Data extracts =
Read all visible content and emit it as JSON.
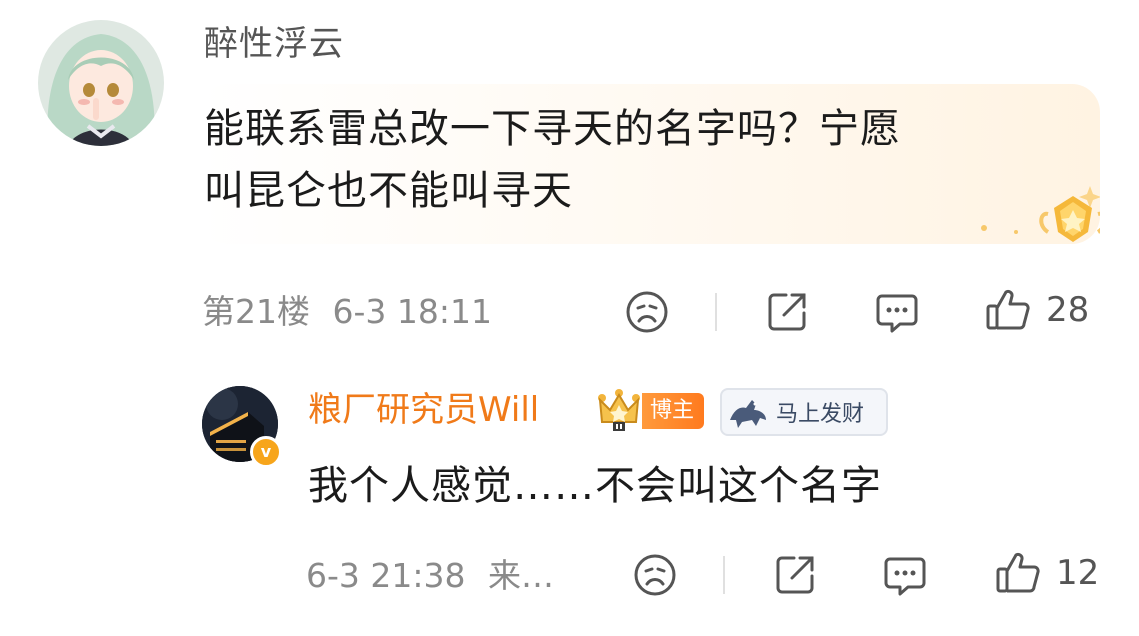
{
  "comment": {
    "username": "醉性浮云",
    "text_line1": "能联系雷总改一下寻天的名字吗？宁愿",
    "text_line2": "叫昆仑也不能叫寻天",
    "floor": "第21楼",
    "time": "6-3 18:11",
    "like_count": "28",
    "icons": [
      "sad-face-icon",
      "share-icon",
      "comment-icon",
      "thumbs-up-icon"
    ],
    "badge_color": "#f5b83a"
  },
  "reply": {
    "username": "粮厂研究员Will",
    "role_badge": "博主",
    "fortune_badge": "马上发财",
    "text": "我个人感觉……不会叫这个名字",
    "time": "6-3 21:38",
    "source": "来…",
    "like_count": "12",
    "verified_badge_letter": "v",
    "username_color": "#f07a19"
  }
}
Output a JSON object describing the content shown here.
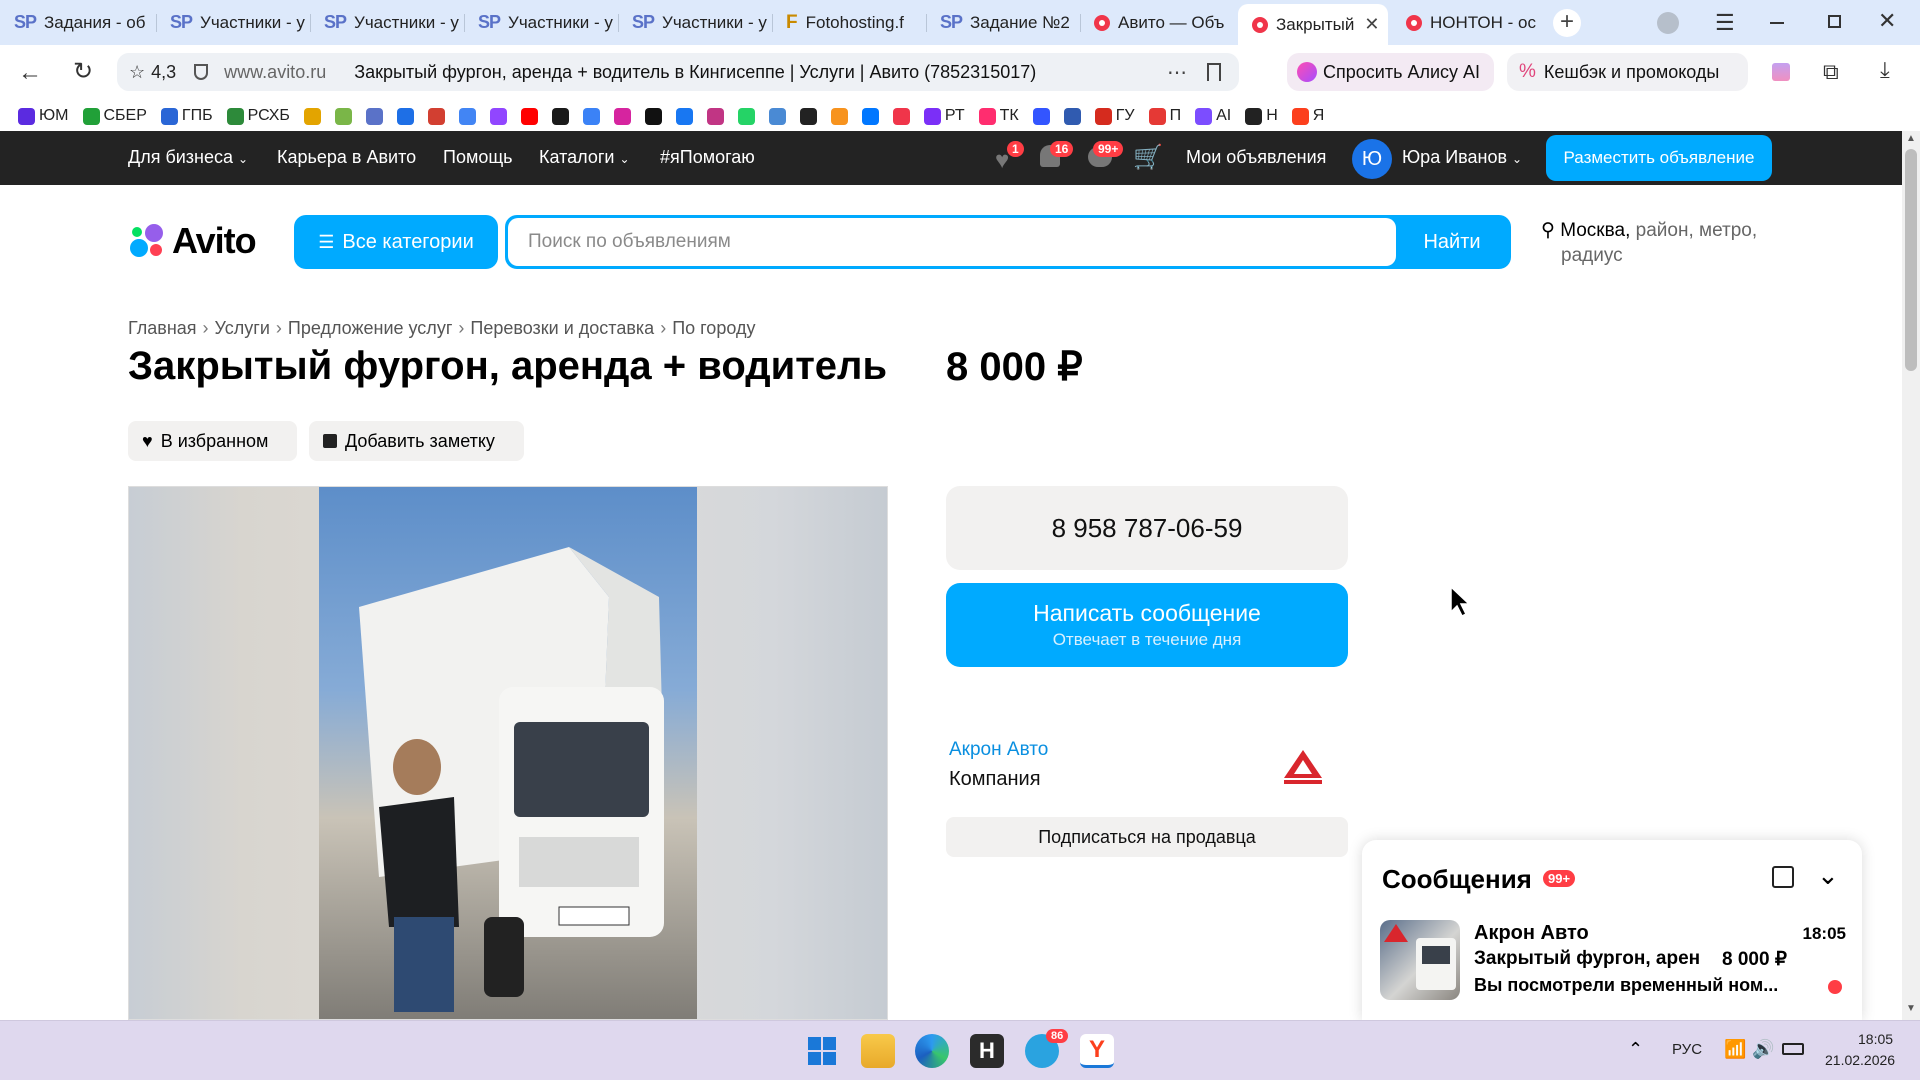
{
  "browser": {
    "tabs": [
      {
        "icon": "SP",
        "title": "Задания - об"
      },
      {
        "icon": "SP",
        "title": "Участники - у"
      },
      {
        "icon": "SP",
        "title": "Участники - у"
      },
      {
        "icon": "SP",
        "title": "Участники - у"
      },
      {
        "icon": "SP",
        "title": "Участники - у"
      },
      {
        "icon": "F",
        "title": "Fotohosting.f"
      },
      {
        "icon": "SP",
        "title": "Задание №2"
      },
      {
        "icon": "avito",
        "title": "Авито — Объ"
      },
      {
        "icon": "avito",
        "title": "Закрытый"
      },
      {
        "icon": "avito",
        "title": "НОНТОН - ос"
      }
    ],
    "rating": "4,3",
    "domain": "www.avito.ru",
    "page_title": "Закрытый фургон, аренда + водитель в Кингисеппе | Услуги | Авито (7852315017)",
    "alice_label": "Спросить Алису AI",
    "cashback_label": "Кешбэк и промокоды",
    "bookmarks": [
      {
        "label": "ЮМ",
        "color": "#5b2be0"
      },
      {
        "label": "СБЕР",
        "color": "#21a038"
      },
      {
        "label": "ГПБ",
        "color": "#2a66d6"
      },
      {
        "label": "РСХБ",
        "color": "#2d8a3a"
      },
      {
        "label": "",
        "color": "#e3a400"
      },
      {
        "label": "",
        "color": "#7ab648"
      },
      {
        "label": "",
        "color": "#5a72c8"
      },
      {
        "label": "",
        "color": "#1e6fe6"
      },
      {
        "label": "",
        "color": "#d23f31"
      },
      {
        "label": "",
        "color": "#4285f4"
      },
      {
        "label": "",
        "color": "#9146ff"
      },
      {
        "label": "",
        "color": "#ff0000"
      },
      {
        "label": "",
        "color": "#1a1a1a"
      },
      {
        "label": "",
        "color": "#3b82f6"
      },
      {
        "label": "",
        "color": "#d6249f"
      },
      {
        "label": "",
        "color": "#111111"
      },
      {
        "label": "",
        "color": "#1877f2"
      },
      {
        "label": "",
        "color": "#c13584"
      },
      {
        "label": "",
        "color": "#25d366"
      },
      {
        "label": "",
        "color": "#4a8ad4"
      },
      {
        "label": "",
        "color": "#222222"
      },
      {
        "label": "",
        "color": "#f7931e"
      },
      {
        "label": "",
        "color": "#0077ff"
      },
      {
        "label": "",
        "color": "#f0354a"
      },
      {
        "label": "РТ",
        "color": "#7b2ff7"
      },
      {
        "label": "ТК",
        "color": "#ff2d6f"
      },
      {
        "label": "",
        "color": "#3355ff"
      },
      {
        "label": "",
        "color": "#305bb0"
      },
      {
        "label": "ГУ",
        "color": "#d52b1e"
      },
      {
        "label": "П",
        "color": "#e53935"
      },
      {
        "label": "AI",
        "color": "#7c4dff"
      },
      {
        "label": "Н",
        "color": "#222222"
      },
      {
        "label": "Я",
        "color": "#fc3f1d"
      }
    ]
  },
  "site_header": {
    "nav": [
      "Для бизнеса",
      "Карьера в Авито",
      "Помощь",
      "Каталоги",
      "#яПомогаю"
    ],
    "favorites_count": "1",
    "notifications_count": "16",
    "messages_count": "99+",
    "my_ads": "Мои объявления",
    "user_initial": "Ю",
    "user_name": "Юра Иванов",
    "post_ad": "Разместить объявление"
  },
  "search": {
    "logo": "Avito",
    "categories_label": "Все категории",
    "placeholder": "Поиск по объявлениям",
    "find_label": "Найти",
    "location": "Москва,",
    "location_rest": "район, метро,",
    "location_rest2": "радиус"
  },
  "breadcrumbs": [
    "Главная",
    "Услуги",
    "Предложение услуг",
    "Перевозки и доставка",
    "По городу"
  ],
  "listing": {
    "title": "Закрытый фургон, аренда + водитель",
    "price": "8 000 ₽",
    "favorite_label": "В избранном",
    "note_label": "Добавить заметку"
  },
  "contact": {
    "phone": "8 958 787-06-59",
    "message_label": "Написать сообщение",
    "message_sub": "Отвечает в течение дня",
    "seller_name": "Акрон Авто",
    "seller_type": "Компания",
    "subscribe_label": "Подписаться на продавца"
  },
  "messenger": {
    "title": "Сообщения",
    "count": "99+",
    "chat": {
      "name": "Акрон Авто",
      "time": "18:05",
      "subject": "Закрытый фургон, арен...",
      "price": "8 000 ₽",
      "preview": "Вы посмотрели временный ном..."
    }
  },
  "taskbar": {
    "telegram_badge": "86",
    "language": "РУС",
    "time": "18:05",
    "date": "21.02.2026"
  },
  "colors": {
    "accent": "#00aaff",
    "header_bg": "#232323",
    "badge_red": "#ff3d44"
  }
}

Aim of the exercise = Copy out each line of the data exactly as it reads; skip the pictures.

Solution for this task =
Read all visible content and emit it as JSON.
{
  "comment": {
    "username": "醉性浮云",
    "text_line1": "能联系雷总改一下寻天的名字吗？宁愿",
    "text_line2": "叫昆仑也不能叫寻天",
    "floor": "第21楼",
    "time": "6-3 18:11",
    "like_count": "28",
    "icons": [
      "sad-face-icon",
      "share-icon",
      "comment-icon",
      "thumbs-up-icon"
    ],
    "badge_color": "#f5b83a"
  },
  "reply": {
    "username": "粮厂研究员Will",
    "role_badge": "博主",
    "fortune_badge": "马上发财",
    "text": "我个人感觉……不会叫这个名字",
    "time": "6-3 21:38",
    "source": "来…",
    "like_count": "12",
    "verified_badge_letter": "v",
    "username_color": "#f07a19"
  }
}
Output a JSON object describing the content shown here.
{
  "browser": {
    "tabs": [
      {
        "icon": "SP",
        "title": "Задания - об"
      },
      {
        "icon": "SP",
        "title": "Участники - у"
      },
      {
        "icon": "SP",
        "title": "Участники - у"
      },
      {
        "icon": "SP",
        "title": "Участники - у"
      },
      {
        "icon": "SP",
        "title": "Участники - у"
      },
      {
        "icon": "F",
        "title": "Fotohosting.f"
      },
      {
        "icon": "SP",
        "title": "Задание №2"
      },
      {
        "icon": "avito",
        "title": "Авито — Объ"
      },
      {
        "icon": "avito",
        "title": "Закрытый"
      },
      {
        "icon": "avito",
        "title": "НОНТОН - ос"
      }
    ],
    "rating": "4,3",
    "domain": "www.avito.ru",
    "page_title": "Закрытый фургон, аренда + водитель в Кингисеппе | Услуги | Авито (7852315017)",
    "alice_label": "Спросить Алису AI",
    "cashback_label": "Кешбэк и промокоды",
    "bookmarks": [
      {
        "label": "ЮМ",
        "color": "#5b2be0"
      },
      {
        "label": "СБЕР",
        "color": "#21a038"
      },
      {
        "label": "ГПБ",
        "color": "#2a66d6"
      },
      {
        "label": "РСХБ",
        "color": "#2d8a3a"
      },
      {
        "label": "",
        "color": "#e3a400"
      },
      {
        "label": "",
        "color": "#7ab648"
      },
      {
        "label": "",
        "color": "#5a72c8"
      },
      {
        "label": "",
        "color": "#1e6fe6"
      },
      {
        "label": "",
        "color": "#d23f31"
      },
      {
        "label": "",
        "color": "#4285f4"
      },
      {
        "label": "",
        "color": "#9146ff"
      },
      {
        "label": "",
        "color": "#ff0000"
      },
      {
        "label": "",
        "color": "#1a1a1a"
      },
      {
        "label": "",
        "color": "#3b82f6"
      },
      {
        "label": "",
        "color": "#d6249f"
      },
      {
        "label": "",
        "color": "#111111"
      },
      {
        "label": "",
        "color": "#1877f2"
      },
      {
        "label": "",
        "color": "#c13584"
      },
      {
        "label": "",
        "color": "#25d366"
      },
      {
        "label": "",
        "color": "#4a8ad4"
      },
      {
        "label": "",
        "color": "#222222"
      },
      {
        "label": "",
        "color": "#f7931e"
      },
      {
        "label": "",
        "color": "#0077ff"
      },
      {
        "label": "",
        "color": "#f0354a"
      },
      {
        "label": "РТ",
        "color": "#7b2ff7"
      },
      {
        "label": "ТК",
        "color": "#ff2d6f"
      },
      {
        "label": "",
        "color": "#3355ff"
      },
      {
        "label": "",
        "color": "#305bb0"
      },
      {
        "label": "ГУ",
        "color": "#d52b1e"
      },
      {
        "label": "П",
        "color": "#e53935"
      },
      {
        "label": "AI",
        "color": "#7c4dff"
      },
      {
        "label": "Н",
        "color": "#222222"
      },
      {
        "label": "Я",
        "color": "#fc3f1d"
      }
    ]
  },
  "site_header": {
    "nav": [
      "Для бизнеса",
      "Карьера в Авито",
      "Помощь",
      "Каталоги",
      "#яПомогаю"
    ],
    "favorites_count": "1",
    "notifications_count": "16",
    "messages_count": "99+",
    "my_ads": "Мои объявления",
    "user_initial": "Ю",
    "user_name": "Юра Иванов",
    "post_ad": "Разместить объявление"
  },
  "search": {
    "logo": "Avito",
    "categories_label": "Все категории",
    "placeholder": "Поиск по объявлениям",
    "find_label": "Найти",
    "location": "Москва,",
    "location_rest": "район, метро,",
    "location_rest2": "радиус"
  },
  "breadcrumbs": [
    "Главная",
    "Услуги",
    "Предложение услуг",
    "Перевозки и доставка",
    "По городу"
  ],
  "listing": {
    "title": "Закрытый фургон, аренда + водитель",
    "price": "8 000 ₽",
    "favorite_label": "В избранном",
    "note_label": "Добавить заметку"
  },
  "contact": {
    "phone": "8 958 787-06-59",
    "message_label": "Написать сообщение",
    "message_sub": "Отвечает в течение дня",
    "seller_name": "Акрон Авто",
    "seller_type": "Компания",
    "subscribe_label": "Подписаться на продавца"
  },
  "messenger": {
    "title": "Сообщения",
    "count": "99+",
    "chat": {
      "name": "Акрон Авто",
      "time": "18:05",
      "subject": "Закрытый фургон, арен...",
      "price": "8 000 ₽",
      "preview": "Вы посмотрели временный ном..."
    }
  },
  "taskbar": {
    "telegram_badge": "86",
    "language": "РУС",
    "time": "18:05",
    "date": "21.02.2026"
  },
  "colors": {
    "accent": "#00aaff",
    "header_bg": "#232323",
    "badge_red": "#ff3d44"
  }
}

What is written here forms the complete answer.